The perimeter wrapping creates a tranquil place for worship and contemplation at one of the most trafficated intersection in Reykjavik – and opens up and exposes the Mosques activities towards the outside through its variations. The homogenous wrapping is only broken to enter the building – a portal inspired by the stuðlaberg formations as well as the ancient geometric vaults of traditional Mosques. Using a traditional arabic pattern to clothe and decorate the building is inspired by the traditional icelandic patterns of the lopapeysa, also worn to protect the individual in the cold and harsh climate.
You enter the generous lobby combined with shoe and cloak storage, which connects everything within the Mosque: Down the stairs to ablution and the prayer hall, up to the office, library and classroom, and directly to the kitchen and auditorium. From the lobby you also have access to the contemplative garden and the room for ritual washing of the deceased. The prayer hall is a wide space promoting equality when facing Mecca in prayer, inspired by the traditional non-directional spaces of the polystyle Mosques. The prayer hall interacts with the common areas through its translucent metal screens and further into the ablution through translucent glass.
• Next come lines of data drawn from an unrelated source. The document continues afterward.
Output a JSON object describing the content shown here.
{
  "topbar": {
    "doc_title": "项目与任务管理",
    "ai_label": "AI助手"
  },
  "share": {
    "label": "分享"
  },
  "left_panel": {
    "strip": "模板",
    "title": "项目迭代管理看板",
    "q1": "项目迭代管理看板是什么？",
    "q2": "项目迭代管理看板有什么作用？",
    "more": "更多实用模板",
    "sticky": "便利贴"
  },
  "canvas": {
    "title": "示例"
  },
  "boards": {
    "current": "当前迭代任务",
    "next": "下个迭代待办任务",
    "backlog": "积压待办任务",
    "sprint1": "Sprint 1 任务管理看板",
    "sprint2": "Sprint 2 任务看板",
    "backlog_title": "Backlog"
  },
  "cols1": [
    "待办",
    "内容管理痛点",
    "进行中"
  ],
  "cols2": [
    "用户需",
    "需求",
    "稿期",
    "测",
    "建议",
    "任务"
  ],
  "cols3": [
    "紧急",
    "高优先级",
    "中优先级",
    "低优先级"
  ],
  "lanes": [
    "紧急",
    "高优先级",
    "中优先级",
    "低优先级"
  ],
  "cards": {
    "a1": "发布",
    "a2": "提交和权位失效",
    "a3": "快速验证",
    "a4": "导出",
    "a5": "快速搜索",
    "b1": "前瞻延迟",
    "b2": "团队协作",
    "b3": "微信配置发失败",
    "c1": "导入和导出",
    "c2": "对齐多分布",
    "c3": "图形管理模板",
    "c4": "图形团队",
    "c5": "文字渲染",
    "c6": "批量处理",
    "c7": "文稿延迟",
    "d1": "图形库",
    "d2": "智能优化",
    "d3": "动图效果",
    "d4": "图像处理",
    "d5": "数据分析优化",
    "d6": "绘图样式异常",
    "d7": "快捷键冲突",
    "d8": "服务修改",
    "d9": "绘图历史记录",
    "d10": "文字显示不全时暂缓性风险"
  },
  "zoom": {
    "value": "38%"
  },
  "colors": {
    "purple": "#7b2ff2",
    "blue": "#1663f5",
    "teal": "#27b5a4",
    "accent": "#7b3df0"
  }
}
The auditorium can open up as a gallery for the prayer hall, and thus function as additional prayer space when needed. The kitchen is ideally positioned to facilitate activites both in the auditorium and the lobby, with easy access to the other floors through the elevator. The ritual washing of the deceased is given a more tranquil position towards the garden and given access to the outside through this. The office on the 1st floor has direct visibility to the entrance, and the library and classroom is an open landscape of bookshelves creating individual places in-between for discussion and in depth study. The classroom is enclosed with glass to roof above the shelves, while the hole zone can be darkened by vertical blinds.
The contemplative garden contains the traditional elements of a muslim garden triggering all senses – running water, beauty through biodiversity inspired by both icelandic and foreign flora, and harvest. The material palette of the Mosque is contemporary and following the tradition of expressive concrete sacral buildings like the Hallgrimskirkja – prefabricated concrete and ultra-high performance concrete screens, structural glazing towards the garden. The quibla wall is of a honeycomb glazed tile, where shadows play in the light, the mihrab and the minbar rising from the ground in polished basalt.